* [Extracted entries]:
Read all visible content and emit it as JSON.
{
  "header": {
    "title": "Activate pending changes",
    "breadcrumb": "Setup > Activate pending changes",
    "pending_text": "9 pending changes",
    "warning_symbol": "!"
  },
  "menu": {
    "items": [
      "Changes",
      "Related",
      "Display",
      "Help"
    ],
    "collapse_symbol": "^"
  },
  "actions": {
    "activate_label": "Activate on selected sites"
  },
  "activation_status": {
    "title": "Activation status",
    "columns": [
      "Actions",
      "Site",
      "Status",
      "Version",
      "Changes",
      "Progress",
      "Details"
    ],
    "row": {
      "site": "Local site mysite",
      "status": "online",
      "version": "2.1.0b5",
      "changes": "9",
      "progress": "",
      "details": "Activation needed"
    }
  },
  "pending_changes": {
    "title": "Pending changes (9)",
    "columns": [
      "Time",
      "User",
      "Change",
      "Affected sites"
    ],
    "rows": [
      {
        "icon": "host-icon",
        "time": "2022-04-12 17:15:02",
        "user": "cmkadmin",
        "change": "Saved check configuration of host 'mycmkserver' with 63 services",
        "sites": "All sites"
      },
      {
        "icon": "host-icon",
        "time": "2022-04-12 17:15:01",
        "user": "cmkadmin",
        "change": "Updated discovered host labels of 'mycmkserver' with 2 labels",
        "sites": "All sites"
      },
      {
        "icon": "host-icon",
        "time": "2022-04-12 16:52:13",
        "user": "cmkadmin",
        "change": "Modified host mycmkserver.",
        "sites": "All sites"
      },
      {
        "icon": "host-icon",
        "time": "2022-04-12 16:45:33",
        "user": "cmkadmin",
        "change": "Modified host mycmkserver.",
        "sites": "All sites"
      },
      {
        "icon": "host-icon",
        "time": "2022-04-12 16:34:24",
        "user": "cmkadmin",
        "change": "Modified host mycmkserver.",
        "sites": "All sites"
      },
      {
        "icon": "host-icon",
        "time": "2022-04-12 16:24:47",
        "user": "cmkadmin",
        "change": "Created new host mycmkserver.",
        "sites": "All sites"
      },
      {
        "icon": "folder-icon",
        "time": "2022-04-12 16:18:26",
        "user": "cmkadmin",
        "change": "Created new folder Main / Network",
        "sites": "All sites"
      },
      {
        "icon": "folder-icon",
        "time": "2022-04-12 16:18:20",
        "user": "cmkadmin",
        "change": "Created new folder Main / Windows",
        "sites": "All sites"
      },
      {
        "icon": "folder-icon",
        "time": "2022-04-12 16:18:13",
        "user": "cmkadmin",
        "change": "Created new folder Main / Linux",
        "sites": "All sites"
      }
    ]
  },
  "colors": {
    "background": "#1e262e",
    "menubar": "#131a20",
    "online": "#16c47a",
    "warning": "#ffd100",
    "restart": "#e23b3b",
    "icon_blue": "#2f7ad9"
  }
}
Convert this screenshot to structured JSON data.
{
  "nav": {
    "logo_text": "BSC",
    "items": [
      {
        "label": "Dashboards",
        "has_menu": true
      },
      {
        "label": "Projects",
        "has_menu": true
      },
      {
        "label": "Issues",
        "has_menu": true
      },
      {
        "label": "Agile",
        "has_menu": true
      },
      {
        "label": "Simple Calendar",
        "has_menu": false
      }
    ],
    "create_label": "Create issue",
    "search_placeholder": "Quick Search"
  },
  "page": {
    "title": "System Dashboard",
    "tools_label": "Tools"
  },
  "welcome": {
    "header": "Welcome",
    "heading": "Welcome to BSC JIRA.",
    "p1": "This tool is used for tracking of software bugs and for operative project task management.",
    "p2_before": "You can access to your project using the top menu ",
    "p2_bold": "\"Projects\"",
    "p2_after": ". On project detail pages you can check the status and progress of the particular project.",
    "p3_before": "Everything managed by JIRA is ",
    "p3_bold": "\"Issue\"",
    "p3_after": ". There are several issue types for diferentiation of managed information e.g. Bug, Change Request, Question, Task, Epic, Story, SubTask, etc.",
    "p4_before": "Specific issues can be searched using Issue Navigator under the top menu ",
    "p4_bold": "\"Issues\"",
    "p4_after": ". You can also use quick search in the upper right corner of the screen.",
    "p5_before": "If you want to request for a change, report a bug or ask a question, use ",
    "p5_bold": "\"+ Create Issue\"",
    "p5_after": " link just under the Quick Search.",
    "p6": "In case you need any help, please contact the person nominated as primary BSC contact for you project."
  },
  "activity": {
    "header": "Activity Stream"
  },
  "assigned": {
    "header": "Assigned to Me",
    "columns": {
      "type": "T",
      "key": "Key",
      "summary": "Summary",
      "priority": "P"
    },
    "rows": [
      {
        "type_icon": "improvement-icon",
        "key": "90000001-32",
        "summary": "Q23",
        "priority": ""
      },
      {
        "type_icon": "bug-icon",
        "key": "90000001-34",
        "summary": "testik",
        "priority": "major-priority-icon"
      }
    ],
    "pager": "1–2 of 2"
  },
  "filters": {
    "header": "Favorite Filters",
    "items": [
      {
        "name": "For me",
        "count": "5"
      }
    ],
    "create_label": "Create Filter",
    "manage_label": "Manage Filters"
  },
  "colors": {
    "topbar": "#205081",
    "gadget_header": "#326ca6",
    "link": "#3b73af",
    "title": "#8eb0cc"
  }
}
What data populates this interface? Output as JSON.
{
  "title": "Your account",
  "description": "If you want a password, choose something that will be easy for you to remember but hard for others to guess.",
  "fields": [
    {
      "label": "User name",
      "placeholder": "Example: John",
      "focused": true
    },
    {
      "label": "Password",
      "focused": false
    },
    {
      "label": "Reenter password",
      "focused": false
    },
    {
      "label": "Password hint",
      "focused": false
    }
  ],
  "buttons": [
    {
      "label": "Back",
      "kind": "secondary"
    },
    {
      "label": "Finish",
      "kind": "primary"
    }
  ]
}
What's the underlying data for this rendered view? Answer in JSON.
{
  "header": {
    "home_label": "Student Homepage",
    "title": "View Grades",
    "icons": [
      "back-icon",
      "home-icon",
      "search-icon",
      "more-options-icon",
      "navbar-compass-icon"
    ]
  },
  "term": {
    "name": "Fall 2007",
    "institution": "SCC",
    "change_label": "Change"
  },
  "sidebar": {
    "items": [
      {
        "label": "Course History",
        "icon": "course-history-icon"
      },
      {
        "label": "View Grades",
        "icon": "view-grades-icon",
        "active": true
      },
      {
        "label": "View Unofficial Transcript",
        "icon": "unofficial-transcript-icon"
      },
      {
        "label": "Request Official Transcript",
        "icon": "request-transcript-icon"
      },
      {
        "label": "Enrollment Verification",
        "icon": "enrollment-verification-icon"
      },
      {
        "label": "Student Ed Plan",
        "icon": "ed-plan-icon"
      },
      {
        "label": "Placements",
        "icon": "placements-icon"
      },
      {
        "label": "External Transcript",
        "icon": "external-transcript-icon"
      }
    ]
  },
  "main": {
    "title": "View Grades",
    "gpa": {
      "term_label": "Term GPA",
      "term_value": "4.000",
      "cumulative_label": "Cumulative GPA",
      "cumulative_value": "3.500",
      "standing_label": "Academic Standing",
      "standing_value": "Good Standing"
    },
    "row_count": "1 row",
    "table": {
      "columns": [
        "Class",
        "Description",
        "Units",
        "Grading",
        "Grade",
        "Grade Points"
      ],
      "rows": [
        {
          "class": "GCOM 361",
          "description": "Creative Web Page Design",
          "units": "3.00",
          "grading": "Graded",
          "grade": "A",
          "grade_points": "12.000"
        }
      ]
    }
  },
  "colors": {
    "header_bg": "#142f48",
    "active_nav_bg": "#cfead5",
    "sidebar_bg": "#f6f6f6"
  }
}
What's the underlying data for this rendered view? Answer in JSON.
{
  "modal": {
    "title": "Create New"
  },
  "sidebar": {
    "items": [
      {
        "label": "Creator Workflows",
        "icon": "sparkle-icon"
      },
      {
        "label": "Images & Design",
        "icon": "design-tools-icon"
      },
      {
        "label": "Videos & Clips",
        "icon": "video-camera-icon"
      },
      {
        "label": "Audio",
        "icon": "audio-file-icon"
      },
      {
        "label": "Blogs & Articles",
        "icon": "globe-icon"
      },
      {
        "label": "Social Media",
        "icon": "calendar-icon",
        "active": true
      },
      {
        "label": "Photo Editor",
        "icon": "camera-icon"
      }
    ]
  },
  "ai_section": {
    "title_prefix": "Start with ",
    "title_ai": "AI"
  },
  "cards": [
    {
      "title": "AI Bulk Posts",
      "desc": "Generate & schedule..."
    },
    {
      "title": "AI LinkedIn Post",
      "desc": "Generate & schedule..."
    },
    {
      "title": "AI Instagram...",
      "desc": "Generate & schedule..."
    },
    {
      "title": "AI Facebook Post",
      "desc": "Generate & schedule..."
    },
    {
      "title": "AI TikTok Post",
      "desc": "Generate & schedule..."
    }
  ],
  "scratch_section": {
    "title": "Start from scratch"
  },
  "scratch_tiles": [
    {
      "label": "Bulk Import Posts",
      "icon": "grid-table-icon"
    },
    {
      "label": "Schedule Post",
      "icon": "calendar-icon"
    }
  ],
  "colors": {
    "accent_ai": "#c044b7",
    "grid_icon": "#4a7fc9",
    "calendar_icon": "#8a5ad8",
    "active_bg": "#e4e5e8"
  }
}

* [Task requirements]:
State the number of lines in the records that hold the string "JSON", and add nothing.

* [Task answer]:
5